We are living in uncertain times. Now, probably more than ever before, it’s hard to tell truth from deceit. Sometimes the world feels upside down and we are unsure of where to turn.
Most of us have experienced quite a roller coaster of uncertainty with the events of 2020 through to today. As for me, I have also experienced uncertainty with business, relationships, and other major life decisions, and I’m sure you have too, to some extent. Unfortunately, uncertainty is a part of life.
I remember when I started Horizon Hobby Inc., back in 1985. I was scared to death! My family was risking everything for an unknown “Promised Land” we thought God was telling us to enter. That season of life was full of a lot of uncertainty. There were many peaks and valleys during those first five years, but our business grew quickly. We were seriously undercapitalized and always on the edge of not having enough cash. But, somehow, we managed to keep the wheels on.
Then, in April 1990, the bottom dropped out of the RC (remote control) car market. It just went flat! We were terrified (and, of course, filled with uncertainty). We went from 35 percent growth per year to ZERO growth. None. All of a sudden, we had to work really hard to keep from going backwards in revenue. And, of course, as you know, expenses don’t go down as quickly as revenues can. To say we felt uncertain is an understatement.
We struggled for two years, trying to stay afloat while working every day to move into a new business model. Finally, in 1992, we bought a company that included an anchor line that would be our springboard to the future. We had to borrow millions to make it happen.
Before we knew it, two really bad things happened. First, we realized that half of their sales were at huge discounts. When we adjusted pricing, we lost those sales. Then, our largest supplier cut us off because we were now considered a competitor. The day I received the fax from our biggest supplier, saying they wouldn’t sell to us anymore, was one of the worst days of my life.
I didn’t see how we could work our way out of this one. I felt sure God had led us to this point, but what was I missing? Had He led us here just to see us fail? Maybe I haven’t been hearing from God after all . . . I thought to myself. I wanted to give up.
Uncertainty. I felt it deeper than ever before and couldn't shake it. Finally, one day, while jogging outdoors and praying, I got some clarity.
Embrace the uncertainty, for it is from God, I heard.
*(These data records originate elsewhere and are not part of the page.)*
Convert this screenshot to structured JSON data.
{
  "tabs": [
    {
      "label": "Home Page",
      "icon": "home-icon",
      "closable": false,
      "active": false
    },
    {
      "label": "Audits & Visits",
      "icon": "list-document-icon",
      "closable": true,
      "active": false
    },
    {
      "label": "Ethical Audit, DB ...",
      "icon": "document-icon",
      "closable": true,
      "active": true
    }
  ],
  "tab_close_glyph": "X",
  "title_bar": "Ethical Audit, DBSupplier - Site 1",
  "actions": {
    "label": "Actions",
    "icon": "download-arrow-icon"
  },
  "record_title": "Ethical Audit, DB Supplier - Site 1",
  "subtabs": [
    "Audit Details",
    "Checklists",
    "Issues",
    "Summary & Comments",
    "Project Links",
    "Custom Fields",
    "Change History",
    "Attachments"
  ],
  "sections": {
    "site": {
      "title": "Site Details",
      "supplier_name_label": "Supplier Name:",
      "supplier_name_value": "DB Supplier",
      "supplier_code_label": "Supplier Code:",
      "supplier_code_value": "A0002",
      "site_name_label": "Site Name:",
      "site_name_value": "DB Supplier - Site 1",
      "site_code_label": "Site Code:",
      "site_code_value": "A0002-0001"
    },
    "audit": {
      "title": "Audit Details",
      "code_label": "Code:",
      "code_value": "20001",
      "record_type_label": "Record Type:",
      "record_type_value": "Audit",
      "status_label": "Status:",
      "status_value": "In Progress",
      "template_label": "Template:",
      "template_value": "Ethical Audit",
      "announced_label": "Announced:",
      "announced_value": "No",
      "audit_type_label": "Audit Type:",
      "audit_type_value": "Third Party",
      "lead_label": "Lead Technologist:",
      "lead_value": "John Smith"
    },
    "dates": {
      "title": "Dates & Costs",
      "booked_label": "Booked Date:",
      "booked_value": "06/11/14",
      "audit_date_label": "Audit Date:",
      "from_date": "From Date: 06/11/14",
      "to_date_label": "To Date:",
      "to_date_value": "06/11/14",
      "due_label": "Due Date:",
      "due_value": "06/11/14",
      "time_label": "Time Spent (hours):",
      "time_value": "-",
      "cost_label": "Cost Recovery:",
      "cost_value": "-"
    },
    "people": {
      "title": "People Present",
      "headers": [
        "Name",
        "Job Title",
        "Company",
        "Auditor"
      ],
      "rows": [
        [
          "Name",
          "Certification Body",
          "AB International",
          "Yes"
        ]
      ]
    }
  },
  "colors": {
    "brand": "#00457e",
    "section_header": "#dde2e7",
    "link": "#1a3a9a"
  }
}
It was the first thing that had made any sense to me in a very long time. Immediately, scenarios started popping into my head:
the uncertainty that Abraham must have faced as he left the land he knew well, for one he knew nothing about
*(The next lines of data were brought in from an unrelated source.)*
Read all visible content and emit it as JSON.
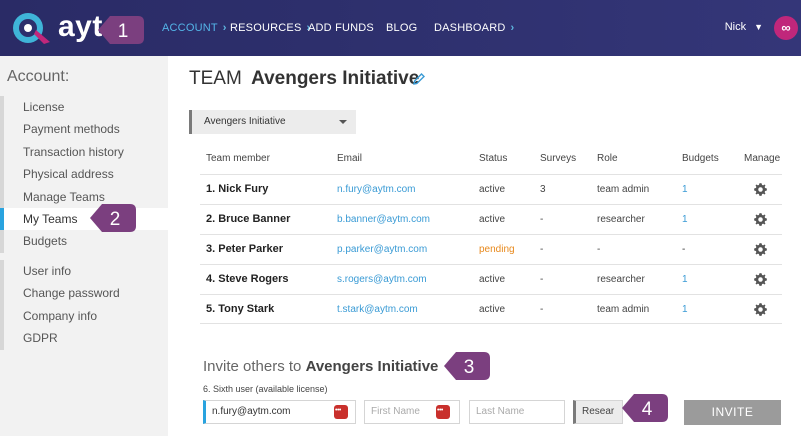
{
  "app": {
    "logo_text": "ayt"
  },
  "nav": {
    "items": [
      {
        "label": "ACCOUNT",
        "chevron": true,
        "active": true
      },
      {
        "label": "RESOURCES",
        "chevron": true,
        "active": false
      },
      {
        "label": "ADD FUNDS",
        "chevron": false,
        "active": false
      },
      {
        "label": "BLOG",
        "chevron": false,
        "active": false
      },
      {
        "label": "DASHBOARD",
        "chevron": true,
        "active": false
      }
    ],
    "user_name": "Nick",
    "avatar_icon": "infinity-icon"
  },
  "sidebar": {
    "title": "Account:",
    "group1": [
      "License",
      "Payment methods",
      "Transaction history",
      "Physical address",
      "Manage Teams",
      "My Teams",
      "Budgets"
    ],
    "group2": [
      "User info",
      "Change password",
      "Company info",
      "GDPR"
    ],
    "active_item": "My Teams"
  },
  "team": {
    "prefix": "TEAM",
    "name": "Avengers Initiative",
    "selected_team": "Avengers Initiative"
  },
  "table": {
    "headers": [
      "Team member",
      "Email",
      "Status",
      "Surveys",
      "Role",
      "Budgets",
      "Manage"
    ],
    "rows": [
      {
        "member": "1. Nick Fury",
        "email": "n.fury@aytm.com",
        "status": "active",
        "surveys": "3",
        "role": "team admin",
        "budgets": "1"
      },
      {
        "member": "2. Bruce Banner",
        "email": "b.banner@aytm.com",
        "status": "active",
        "surveys": "-",
        "role": "researcher",
        "budgets": "1"
      },
      {
        "member": "3. Peter Parker",
        "email": "p.parker@aytm.com",
        "status": "pending",
        "surveys": "-",
        "role": "-",
        "budgets": "-"
      },
      {
        "member": "4. Steve Rogers",
        "email": "s.rogers@aytm.com",
        "status": "active",
        "surveys": "-",
        "role": "researcher",
        "budgets": "1"
      },
      {
        "member": "5. Tony Stark",
        "email": "t.stark@aytm.com",
        "status": "active",
        "surveys": "-",
        "role": "team admin",
        "budgets": "1"
      }
    ]
  },
  "invite": {
    "title_prefix": "Invite others to",
    "team_name": "Avengers Initiative",
    "subtitle": "6. Sixth user (available license)",
    "email_value": "n.fury@aytm.com",
    "first_name_placeholder": "First Name",
    "last_name_placeholder": "Last Name",
    "role_value": "Resear",
    "button_label": "INVITE"
  },
  "callouts": [
    "1",
    "2",
    "3",
    "4"
  ],
  "colors": {
    "accent": "#29a3df",
    "callout": "#7b3f7f",
    "pending": "#e8891c",
    "topbar": "#2d2f6c"
  }
}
the uncertainty Moses faced when he was leading the Israelites out of Egypt
the uncertainty Peter and the disciples must have felt when Jesus was taken from them and crucified, dashing all their hopes and dreams
My business matters suddenly seemed incredibly insignificant compared to what Peter and the disciples must have felt on Good Friday. They, and other Bible heroes, faced uncertainty beyond my wildest dreams! However, I realized we can learn a lot from how they handled it.
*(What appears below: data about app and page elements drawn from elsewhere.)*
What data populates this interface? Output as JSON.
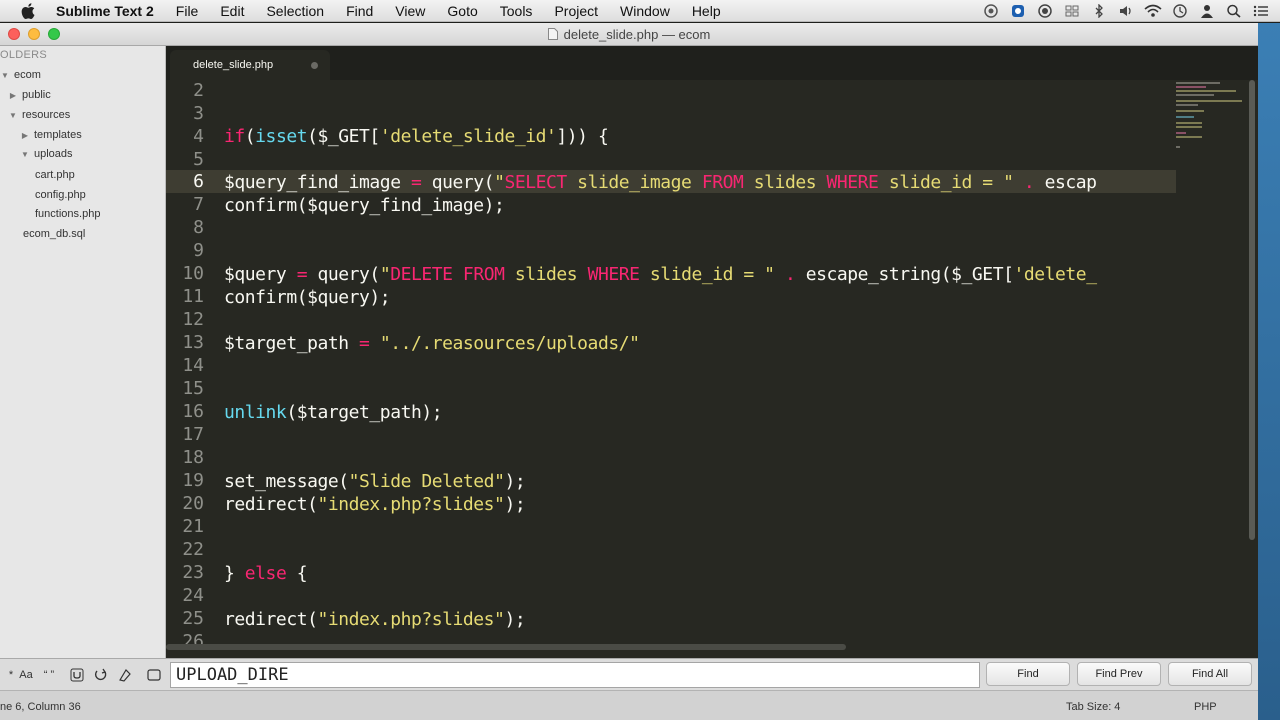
{
  "menubar": {
    "app_name": "Sublime Text 2",
    "items": [
      "File",
      "Edit",
      "Selection",
      "Find",
      "View",
      "Goto",
      "Tools",
      "Project",
      "Window",
      "Help"
    ]
  },
  "window": {
    "title": "delete_slide.php — ecom"
  },
  "sidebar": {
    "header": "OLDERS",
    "tree": [
      {
        "label": "ecom",
        "type": "folder-open"
      },
      {
        "label": "public",
        "type": "folder-closed"
      },
      {
        "label": "resources",
        "type": "folder-open"
      },
      {
        "label": "templates",
        "type": "folder-closed"
      },
      {
        "label": "uploads",
        "type": "folder-open"
      },
      {
        "label": "cart.php",
        "type": "file"
      },
      {
        "label": "config.php",
        "type": "file"
      },
      {
        "label": "functions.php",
        "type": "file"
      },
      {
        "label": "ecom_db.sql",
        "type": "file"
      }
    ]
  },
  "editor": {
    "tab_label": "delete_slide.php",
    "line_numbers": [
      "2",
      "3",
      "4",
      "5",
      "6",
      "7",
      "8",
      "9",
      "10",
      "11",
      "12",
      "13",
      "14",
      "15",
      "16",
      "17",
      "18",
      "19",
      "20",
      "21",
      "22",
      "23",
      "24",
      "25",
      "26"
    ],
    "current_line": "6"
  },
  "find_panel": {
    "input_value": "UPLOAD_DIRE",
    "find_label": "Find",
    "find_prev_label": "Find Prev",
    "find_all_label": "Find All",
    "case_option": "Aa",
    "whole_word_option": "“ ”"
  },
  "statusbar": {
    "position": "ne 6, Column 36",
    "tab_size": "Tab Size: 4",
    "syntax": "PHP"
  },
  "colors": {
    "editor_bg": "#272822",
    "keyword": "#f92672",
    "function": "#66d9ef",
    "string": "#e6db74",
    "text": "#f8f8f2"
  },
  "code_lines": {
    "l4": {
      "a": "if",
      "b": "(",
      "c": "isset",
      "d": "($_GET[",
      "e": "'delete_slide_id'",
      "f": "])) {"
    },
    "l6": {
      "a": "$query_find_image ",
      "b": "=",
      "c": " query(",
      "d": "\"",
      "e": "SELECT",
      "f": " slide_image ",
      "g": "FROM",
      "h": " slides ",
      "i": "WHERE",
      "j": " slide_id = \" ",
      "k": ".",
      "l": " escap"
    },
    "l7": {
      "a": "confirm($query_find_image);"
    },
    "l10": {
      "a": "$query ",
      "b": "=",
      "c": " query(",
      "d": "\"",
      "e": "DELETE FROM",
      "f": " slides ",
      "g": "WHERE",
      "h": " slide_id = \" ",
      "i": ".",
      "j": " escape_string($_GET[",
      "k": "'delete_"
    },
    "l11": {
      "a": "confirm($query);"
    },
    "l13": {
      "a": "$target_path ",
      "b": "=",
      "c": " ",
      "d": "\"../.reasources/uploads/\""
    },
    "l16": {
      "a": "unlink",
      "b": "($target_path);"
    },
    "l19": {
      "a": "set_message(",
      "b": "\"Slide Deleted\"",
      "c": ");"
    },
    "l20": {
      "a": "redirect(",
      "b": "\"index.php?slides\"",
      "c": ");"
    },
    "l23": {
      "a": "} ",
      "b": "else",
      "c": " {"
    },
    "l25": {
      "a": "redirect(",
      "b": "\"index.php?slides\"",
      "c": ");"
    }
  }
}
As we face uncertainty—whether it’s today—with matters surrounding the pandemic, politics, the economy, and other current events—or events in the future, we can model what Peter and the disciples did:
They looked to God for answers, not men. Peter and the disciples, for example, holed themselves up in an upper room and spent a lot of time with God.
They waited. They waited for God to do what He said He would do. They didn’t waiver or rush ahead but waited for clarity. They waited for the Holy Spirit to come as Jesus had said He would.
They thought about others, not themselves. When uncertainty comes, I become self-absorbed. I worry, I second guess, I obsessively analyze potential solutions. Peter did what Jesus taught him to do—focus on God and other people.
One of the biggest facts of life (which can be hard to accept, especially for those of us who value control) is that we simply do not know what tomorrow holds. But God made it this way! Why? Because uncertainty leads us into a closer relationship with Him.
Peter and his friends faced unbelievable uncertainty more than 2,000 years ago. But they embraced it and turned their faces to Jesus. The result? Their connection to God grew closer than ever, and they went on to change the world.
May this be true of all of us: that we be willing to sit in the discomfort of uncertainty, as uncertainty is always followed by a closer connection to God. That willingness can position us to change the world!